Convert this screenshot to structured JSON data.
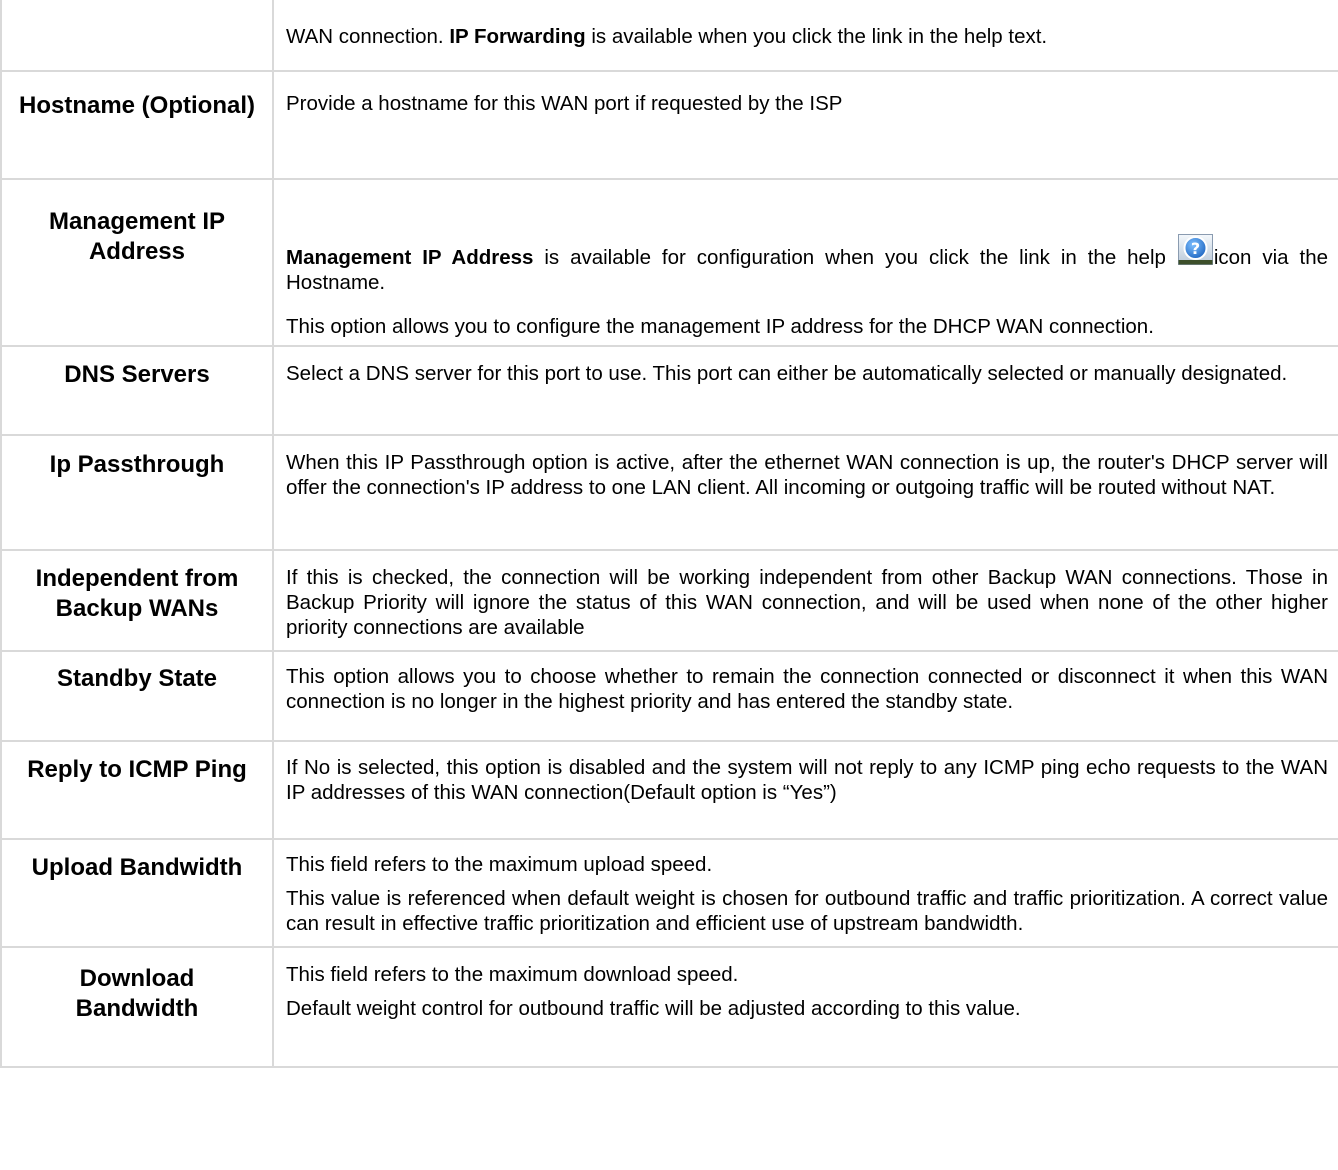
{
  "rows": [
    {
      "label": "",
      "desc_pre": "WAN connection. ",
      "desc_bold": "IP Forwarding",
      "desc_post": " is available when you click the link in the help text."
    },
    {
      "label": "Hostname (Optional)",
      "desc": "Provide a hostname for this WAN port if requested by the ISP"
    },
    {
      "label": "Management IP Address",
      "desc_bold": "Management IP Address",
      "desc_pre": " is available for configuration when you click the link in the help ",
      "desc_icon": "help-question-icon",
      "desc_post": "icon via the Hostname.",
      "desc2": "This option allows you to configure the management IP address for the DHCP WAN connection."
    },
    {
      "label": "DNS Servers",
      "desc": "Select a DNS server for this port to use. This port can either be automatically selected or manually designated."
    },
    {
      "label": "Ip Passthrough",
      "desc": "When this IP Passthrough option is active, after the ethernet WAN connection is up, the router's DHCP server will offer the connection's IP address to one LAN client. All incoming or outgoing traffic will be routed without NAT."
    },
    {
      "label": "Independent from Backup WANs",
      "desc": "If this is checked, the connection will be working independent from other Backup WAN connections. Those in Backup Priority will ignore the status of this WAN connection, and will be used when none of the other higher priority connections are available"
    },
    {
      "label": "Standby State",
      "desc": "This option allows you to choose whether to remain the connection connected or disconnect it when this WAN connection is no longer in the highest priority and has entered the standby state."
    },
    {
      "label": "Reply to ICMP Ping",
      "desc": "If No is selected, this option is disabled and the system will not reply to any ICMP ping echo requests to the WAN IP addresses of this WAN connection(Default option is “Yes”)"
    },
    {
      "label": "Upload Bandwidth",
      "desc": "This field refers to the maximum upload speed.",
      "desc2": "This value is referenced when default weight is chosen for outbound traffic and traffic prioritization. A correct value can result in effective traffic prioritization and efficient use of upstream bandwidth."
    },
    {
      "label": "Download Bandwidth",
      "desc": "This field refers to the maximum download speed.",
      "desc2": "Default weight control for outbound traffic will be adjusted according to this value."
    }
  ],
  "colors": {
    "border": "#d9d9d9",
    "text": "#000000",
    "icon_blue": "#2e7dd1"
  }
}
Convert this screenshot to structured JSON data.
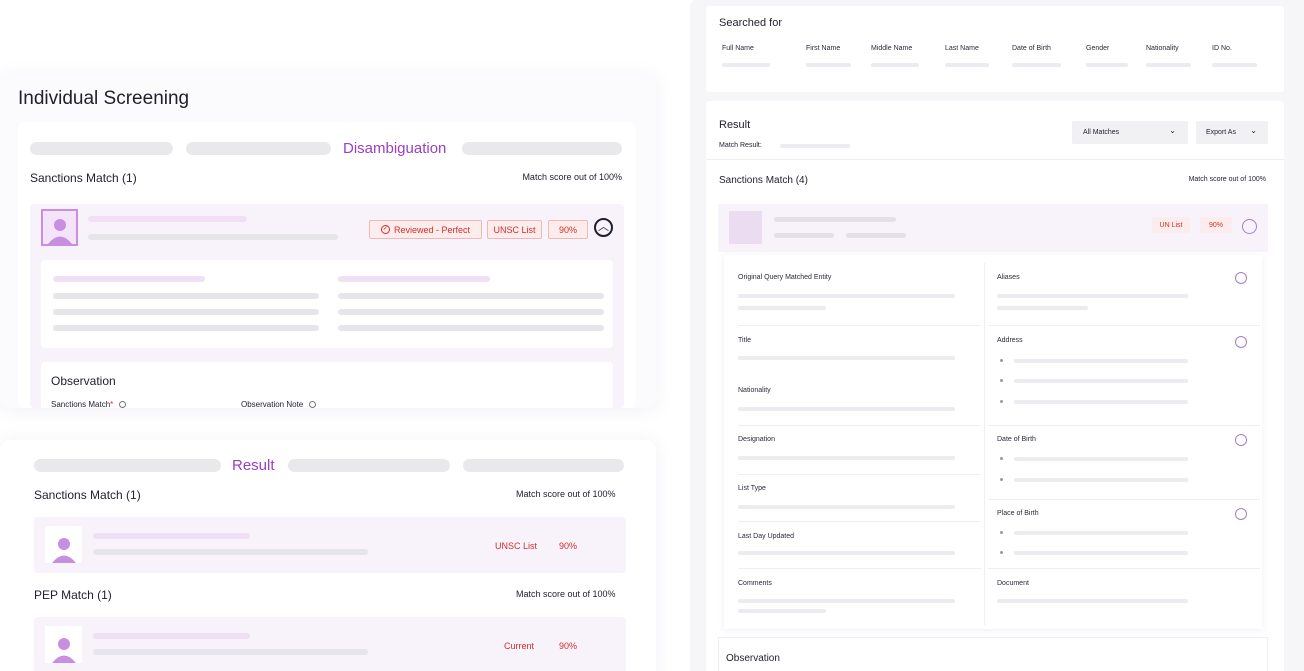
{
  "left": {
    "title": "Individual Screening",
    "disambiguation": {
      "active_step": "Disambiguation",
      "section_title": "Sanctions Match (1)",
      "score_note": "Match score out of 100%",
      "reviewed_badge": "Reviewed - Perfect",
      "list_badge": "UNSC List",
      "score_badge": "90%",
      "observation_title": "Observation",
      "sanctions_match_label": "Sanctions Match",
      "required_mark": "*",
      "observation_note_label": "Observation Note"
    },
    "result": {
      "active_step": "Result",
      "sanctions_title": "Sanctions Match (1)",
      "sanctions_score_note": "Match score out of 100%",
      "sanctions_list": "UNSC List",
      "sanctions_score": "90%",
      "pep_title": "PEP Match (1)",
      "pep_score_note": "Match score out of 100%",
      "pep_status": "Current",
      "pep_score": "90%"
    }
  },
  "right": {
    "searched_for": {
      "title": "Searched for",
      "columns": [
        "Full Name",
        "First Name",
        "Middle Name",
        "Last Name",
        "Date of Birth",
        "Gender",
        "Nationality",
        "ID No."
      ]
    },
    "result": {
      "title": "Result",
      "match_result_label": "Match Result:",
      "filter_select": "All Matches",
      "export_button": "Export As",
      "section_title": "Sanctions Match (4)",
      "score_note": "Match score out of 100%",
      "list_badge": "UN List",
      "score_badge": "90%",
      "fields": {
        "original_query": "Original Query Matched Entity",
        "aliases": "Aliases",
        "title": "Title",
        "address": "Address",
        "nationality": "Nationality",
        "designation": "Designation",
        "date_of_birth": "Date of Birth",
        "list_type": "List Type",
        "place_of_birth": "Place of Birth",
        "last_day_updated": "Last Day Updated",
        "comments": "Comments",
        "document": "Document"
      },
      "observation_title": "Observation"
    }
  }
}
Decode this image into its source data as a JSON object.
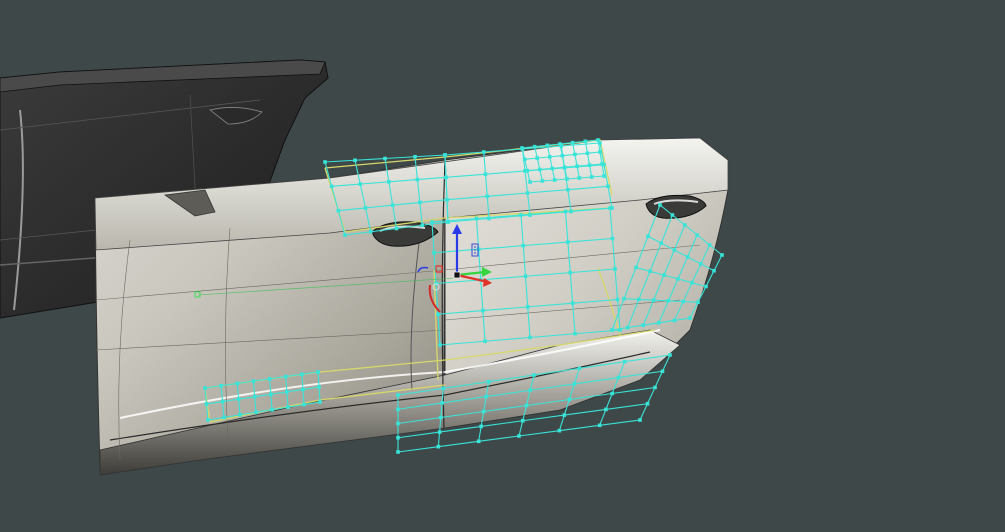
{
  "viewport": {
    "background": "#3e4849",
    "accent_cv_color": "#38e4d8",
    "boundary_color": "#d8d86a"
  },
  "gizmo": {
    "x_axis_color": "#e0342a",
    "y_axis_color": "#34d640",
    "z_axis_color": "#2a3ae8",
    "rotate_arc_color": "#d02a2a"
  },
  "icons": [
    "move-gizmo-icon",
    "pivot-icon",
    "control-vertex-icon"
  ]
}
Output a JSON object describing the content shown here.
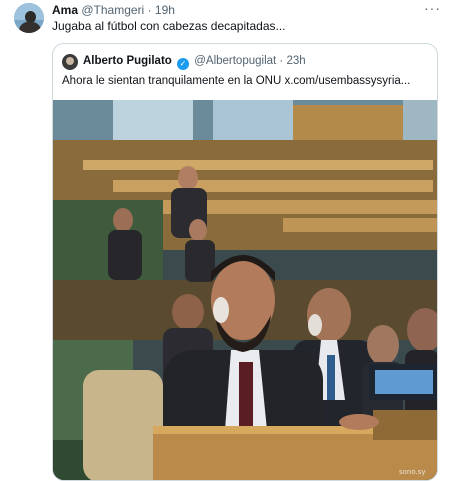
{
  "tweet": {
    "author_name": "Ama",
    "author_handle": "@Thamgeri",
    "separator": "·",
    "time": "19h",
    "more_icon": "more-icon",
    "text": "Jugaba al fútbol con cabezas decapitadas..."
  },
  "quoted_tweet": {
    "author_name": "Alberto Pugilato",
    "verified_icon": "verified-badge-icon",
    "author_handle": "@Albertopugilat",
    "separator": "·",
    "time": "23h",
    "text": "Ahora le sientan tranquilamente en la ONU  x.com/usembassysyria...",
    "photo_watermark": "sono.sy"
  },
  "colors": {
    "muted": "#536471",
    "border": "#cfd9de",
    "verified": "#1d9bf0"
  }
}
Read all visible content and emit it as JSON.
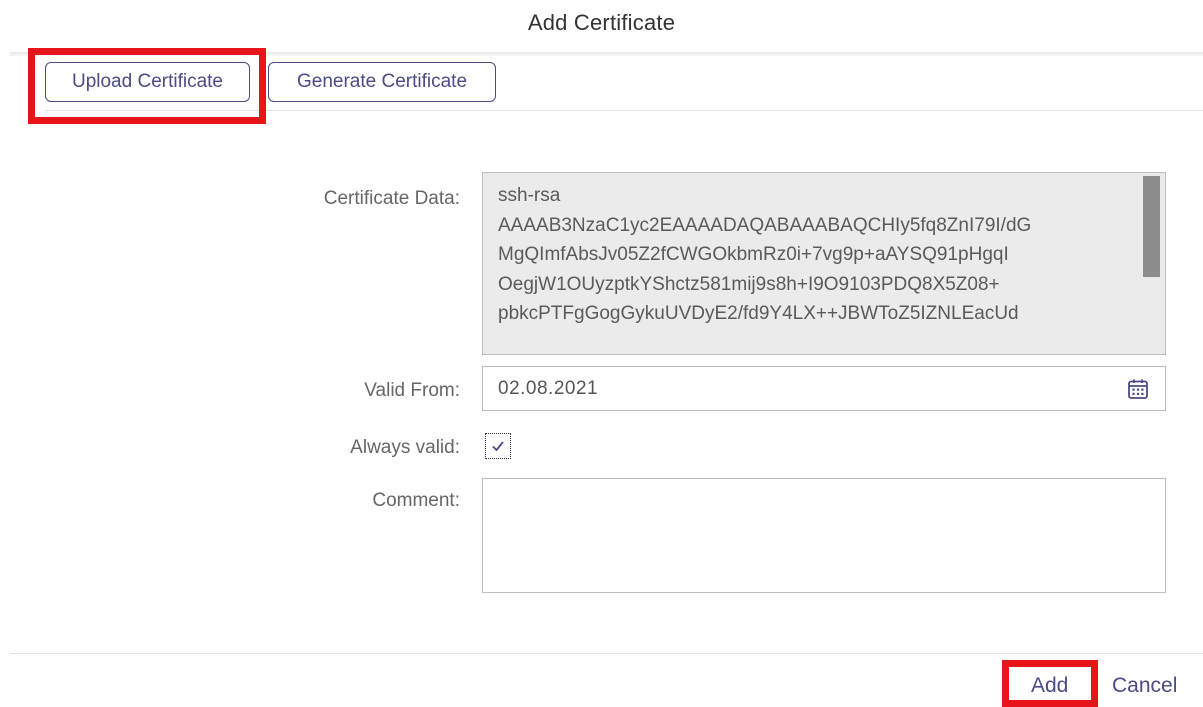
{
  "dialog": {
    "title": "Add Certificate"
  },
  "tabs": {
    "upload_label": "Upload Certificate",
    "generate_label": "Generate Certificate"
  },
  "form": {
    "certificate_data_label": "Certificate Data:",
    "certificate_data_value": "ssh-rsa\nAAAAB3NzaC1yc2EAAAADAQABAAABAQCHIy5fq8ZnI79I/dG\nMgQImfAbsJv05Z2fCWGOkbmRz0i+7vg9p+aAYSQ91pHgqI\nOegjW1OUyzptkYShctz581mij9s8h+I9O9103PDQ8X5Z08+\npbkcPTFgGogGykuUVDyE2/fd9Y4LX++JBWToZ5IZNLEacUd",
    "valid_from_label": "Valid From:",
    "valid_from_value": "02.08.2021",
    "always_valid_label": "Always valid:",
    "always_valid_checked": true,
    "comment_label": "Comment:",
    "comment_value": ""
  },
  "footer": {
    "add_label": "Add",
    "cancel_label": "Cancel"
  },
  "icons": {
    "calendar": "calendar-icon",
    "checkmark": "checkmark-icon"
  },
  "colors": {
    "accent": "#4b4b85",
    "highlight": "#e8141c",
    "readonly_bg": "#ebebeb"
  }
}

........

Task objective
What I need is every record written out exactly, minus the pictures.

Answer section
Convert this screenshot to structured JSON data.
{
  "rows": [
    {
      "label": "",
      "desc_pre": "WAN connection. ",
      "desc_bold": "IP Forwarding",
      "desc_post": " is available when you click the link in the help text."
    },
    {
      "label": "Hostname (Optional)",
      "desc": "Provide a hostname for this WAN port if requested by the ISP"
    },
    {
      "label": "Management IP Address",
      "desc_bold": "Management IP Address",
      "desc_pre": " is available for configuration when you click the link in the help ",
      "desc_icon": "help-question-icon",
      "desc_post": "icon via the Hostname.",
      "desc2": "This option allows you to configure the management IP address for the DHCP WAN connection."
    },
    {
      "label": "DNS Servers",
      "desc": "Select a DNS server for this port to use. This port can either be automatically selected or manually designated."
    },
    {
      "label": "Ip Passthrough",
      "desc": "When this IP Passthrough option is active, after the ethernet WAN connection is up, the router's DHCP server will offer the connection's IP address to one LAN client. All incoming or outgoing traffic will be routed without NAT."
    },
    {
      "label": "Independent from Backup WANs",
      "desc": "If this is checked, the connection will be working independent from other Backup WAN connections. Those in Backup Priority will ignore the status of this WAN connection, and will be used when none of the other higher priority connections are available"
    },
    {
      "label": "Standby State",
      "desc": "This option allows you to choose whether to remain the connection connected or disconnect it when this WAN connection is no longer in the highest priority and has entered the standby state."
    },
    {
      "label": "Reply to ICMP Ping",
      "desc": "If No is selected, this option is disabled and the system will not reply to any ICMP ping echo requests to the WAN IP addresses of this WAN connection(Default option is “Yes”)"
    },
    {
      "label": "Upload Bandwidth",
      "desc": "This field refers to the maximum upload speed.",
      "desc2": "This value is referenced when default weight is chosen for outbound traffic and traffic prioritization. A correct value can result in effective traffic prioritization and efficient use of upstream bandwidth."
    },
    {
      "label": "Download Bandwidth",
      "desc": "This field refers to the maximum download speed.",
      "desc2": "Default weight control for outbound traffic will be adjusted according to this value."
    }
  ],
  "colors": {
    "border": "#d9d9d9",
    "text": "#000000",
    "icon_blue": "#2e7dd1"
  }
}
Convert this screenshot to structured JSON data.
{
  "left": {
    "title": "Individual Screening",
    "disambiguation": {
      "active_step": "Disambiguation",
      "section_title": "Sanctions Match (1)",
      "score_note": "Match score out of 100%",
      "reviewed_badge": "Reviewed - Perfect",
      "list_badge": "UNSC List",
      "score_badge": "90%",
      "observation_title": "Observation",
      "sanctions_match_label": "Sanctions Match",
      "required_mark": "*",
      "observation_note_label": "Observation Note"
    },
    "result": {
      "active_step": "Result",
      "sanctions_title": "Sanctions Match (1)",
      "sanctions_score_note": "Match score out of 100%",
      "sanctions_list": "UNSC List",
      "sanctions_score": "90%",
      "pep_title": "PEP Match (1)",
      "pep_score_note": "Match score out of 100%",
      "pep_status": "Current",
      "pep_score": "90%"
    }
  },
  "right": {
    "searched_for": {
      "title": "Searched for",
      "columns": [
        "Full Name",
        "First Name",
        "Middle Name",
        "Last Name",
        "Date of Birth",
        "Gender",
        "Nationality",
        "ID No."
      ]
    },
    "result": {
      "title": "Result",
      "match_result_label": "Match Result:",
      "filter_select": "All Matches",
      "export_button": "Export As",
      "section_title": "Sanctions Match (4)",
      "score_note": "Match score out of 100%",
      "list_badge": "UN List",
      "score_badge": "90%",
      "fields": {
        "original_query": "Original Query Matched Entity",
        "aliases": "Aliases",
        "title": "Title",
        "address": "Address",
        "nationality": "Nationality",
        "designation": "Designation",
        "date_of_birth": "Date of Birth",
        "list_type": "List Type",
        "place_of_birth": "Place of Birth",
        "last_day_updated": "Last Day Updated",
        "comments": "Comments",
        "document": "Document"
      },
      "observation_title": "Observation"
    }
  }
}
Decode this image into its source data as a JSON object.
{
  "viewport": {
    "background": "#3e4849",
    "accent_cv_color": "#38e4d8",
    "boundary_color": "#d8d86a"
  },
  "gizmo": {
    "x_axis_color": "#e0342a",
    "y_axis_color": "#34d640",
    "z_axis_color": "#2a3ae8",
    "rotate_arc_color": "#d02a2a"
  },
  "icons": [
    "move-gizmo-icon",
    "pivot-icon",
    "control-vertex-icon"
  ]
}
Output a JSON object describing the content shown here.
{
  "tweet": {
    "author_name": "Ama",
    "author_handle": "@Thamgeri",
    "separator": "·",
    "time": "19h",
    "more_icon": "more-icon",
    "text": "Jugaba al fútbol con cabezas decapitadas..."
  },
  "quoted_tweet": {
    "author_name": "Alberto Pugilato",
    "verified_icon": "verified-badge-icon",
    "author_handle": "@Albertopugilat",
    "separator": "·",
    "time": "23h",
    "text": "Ahora le sientan tranquilamente en la ONU  x.com/usembassysyria...",
    "photo_watermark": "sono.sy"
  },
  "colors": {
    "muted": "#536471",
    "border": "#cfd9de",
    "verified": "#1d9bf0"
  }
}
Read all visible content and emit it as JSON.
{
  "dialog": {
    "title": "Add Certificate"
  },
  "tabs": {
    "upload_label": "Upload Certificate",
    "generate_label": "Generate Certificate"
  },
  "form": {
    "certificate_data_label": "Certificate Data:",
    "certificate_data_value": "ssh-rsa\nAAAAB3NzaC1yc2EAAAADAQABAAABAQCHIy5fq8ZnI79I/dG\nMgQImfAbsJv05Z2fCWGOkbmRz0i+7vg9p+aAYSQ91pHgqI\nOegjW1OUyzptkYShctz581mij9s8h+I9O9103PDQ8X5Z08+\npbkcPTFgGogGykuUVDyE2/fd9Y4LX++JBWToZ5IZNLEacUd",
    "valid_from_label": "Valid From:",
    "valid_from_value": "02.08.2021",
    "always_valid_label": "Always valid:",
    "always_valid_checked": true,
    "comment_label": "Comment:",
    "comment_value": ""
  },
  "footer": {
    "add_label": "Add",
    "cancel_label": "Cancel"
  },
  "icons": {
    "calendar": "calendar-icon",
    "checkmark": "checkmark-icon"
  },
  "colors": {
    "accent": "#4b4b85",
    "highlight": "#e8141c",
    "readonly_bg": "#ebebeb"
  }
}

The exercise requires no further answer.